TASK PROMPT:
Wherever "Forgot" shows up in the records below, copy the whole line.

[Data records for software interfaces]

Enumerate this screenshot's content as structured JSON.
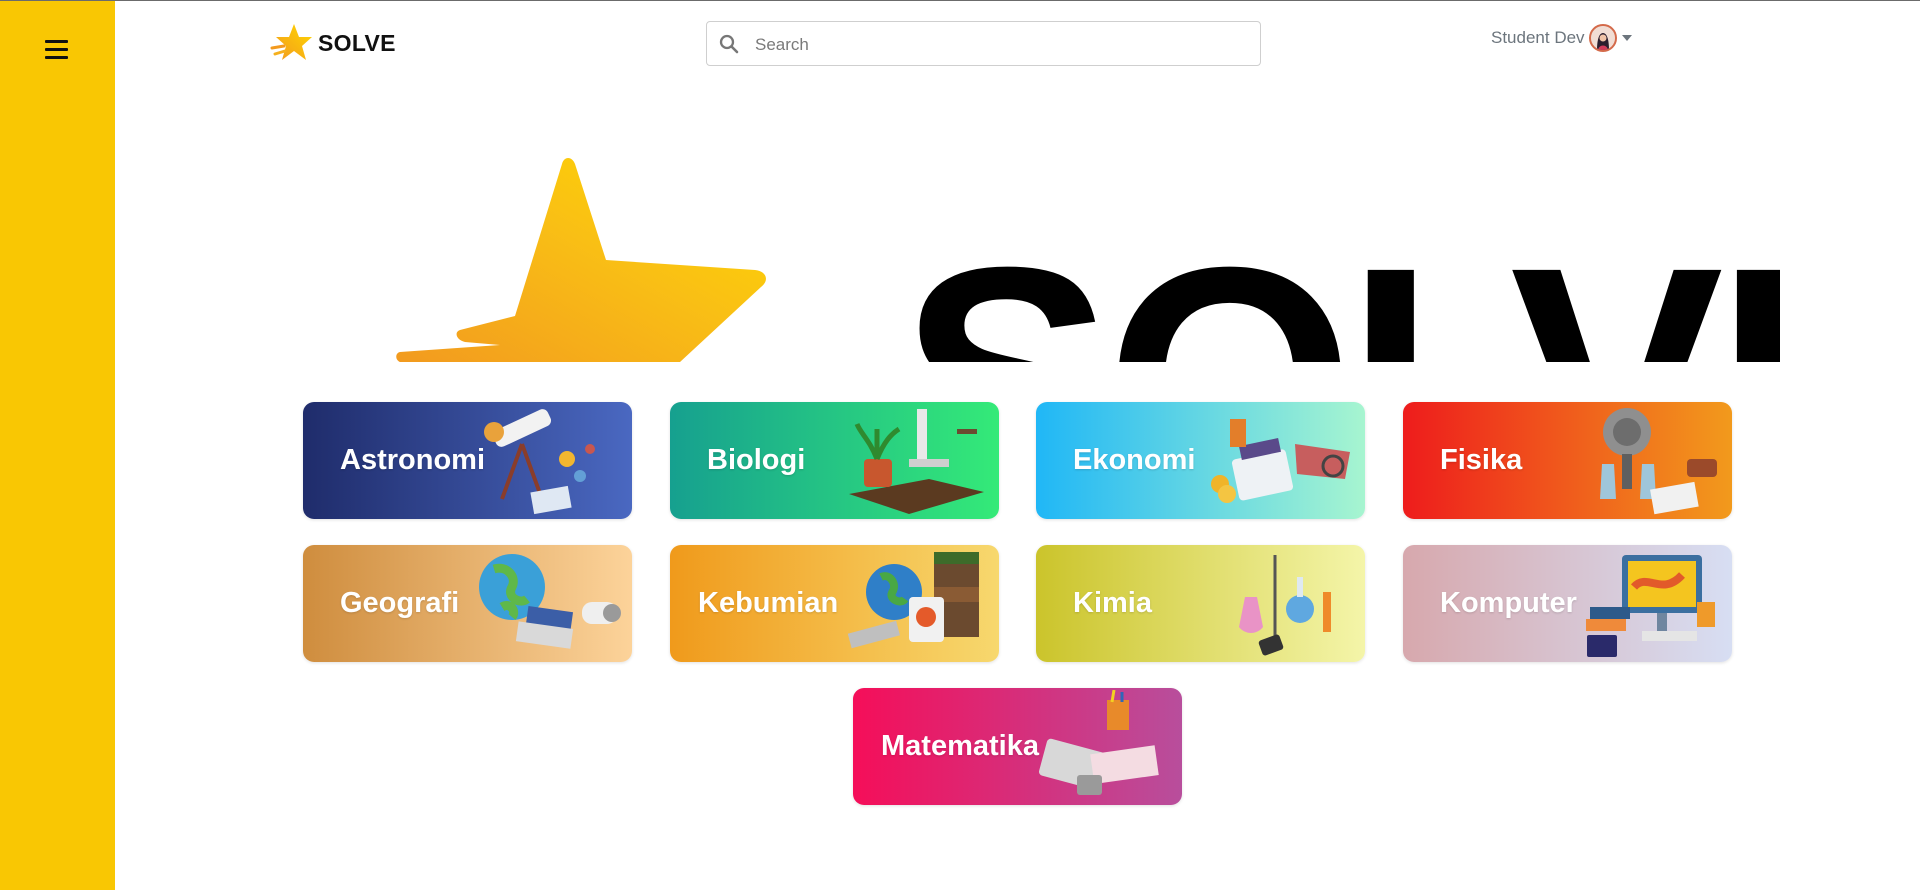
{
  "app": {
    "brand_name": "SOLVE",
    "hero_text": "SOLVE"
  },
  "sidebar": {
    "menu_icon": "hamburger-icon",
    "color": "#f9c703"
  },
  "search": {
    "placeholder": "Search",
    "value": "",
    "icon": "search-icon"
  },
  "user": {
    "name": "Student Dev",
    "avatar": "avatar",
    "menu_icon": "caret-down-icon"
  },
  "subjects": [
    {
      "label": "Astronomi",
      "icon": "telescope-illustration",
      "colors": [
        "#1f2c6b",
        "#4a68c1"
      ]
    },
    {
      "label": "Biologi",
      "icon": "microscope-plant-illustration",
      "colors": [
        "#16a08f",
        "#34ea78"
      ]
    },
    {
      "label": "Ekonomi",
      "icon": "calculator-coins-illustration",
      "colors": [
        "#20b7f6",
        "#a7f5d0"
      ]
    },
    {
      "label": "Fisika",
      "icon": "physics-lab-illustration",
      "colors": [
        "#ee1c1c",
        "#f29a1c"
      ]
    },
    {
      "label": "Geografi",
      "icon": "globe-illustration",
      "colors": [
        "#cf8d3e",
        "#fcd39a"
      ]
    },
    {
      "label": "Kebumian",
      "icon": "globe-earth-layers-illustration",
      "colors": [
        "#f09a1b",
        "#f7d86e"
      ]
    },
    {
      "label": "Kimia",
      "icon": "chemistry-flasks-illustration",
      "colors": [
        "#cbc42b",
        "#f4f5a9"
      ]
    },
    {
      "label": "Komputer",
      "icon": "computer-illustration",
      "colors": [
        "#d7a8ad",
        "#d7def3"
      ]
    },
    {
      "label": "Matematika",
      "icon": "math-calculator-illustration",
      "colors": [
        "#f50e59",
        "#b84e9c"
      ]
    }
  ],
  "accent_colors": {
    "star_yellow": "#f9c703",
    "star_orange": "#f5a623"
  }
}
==
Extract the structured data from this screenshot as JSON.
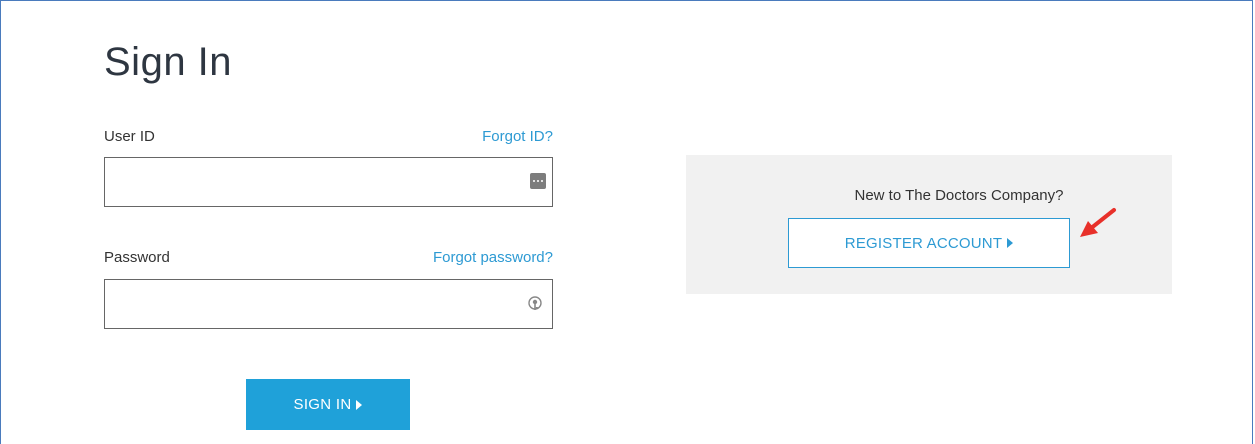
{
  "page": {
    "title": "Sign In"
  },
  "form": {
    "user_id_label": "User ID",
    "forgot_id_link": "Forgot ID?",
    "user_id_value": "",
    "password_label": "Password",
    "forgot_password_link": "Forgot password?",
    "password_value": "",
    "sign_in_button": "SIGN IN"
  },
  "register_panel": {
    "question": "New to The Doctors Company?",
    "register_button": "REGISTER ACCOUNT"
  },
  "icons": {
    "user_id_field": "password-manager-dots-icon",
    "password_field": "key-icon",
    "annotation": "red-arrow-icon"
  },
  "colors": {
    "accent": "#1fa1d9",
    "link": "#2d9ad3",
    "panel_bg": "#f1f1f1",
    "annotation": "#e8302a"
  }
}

TASK SOLUTION:
    "forgot_id_link": "Forgot ID?",
    "forgot_password_link": "Forgot password?",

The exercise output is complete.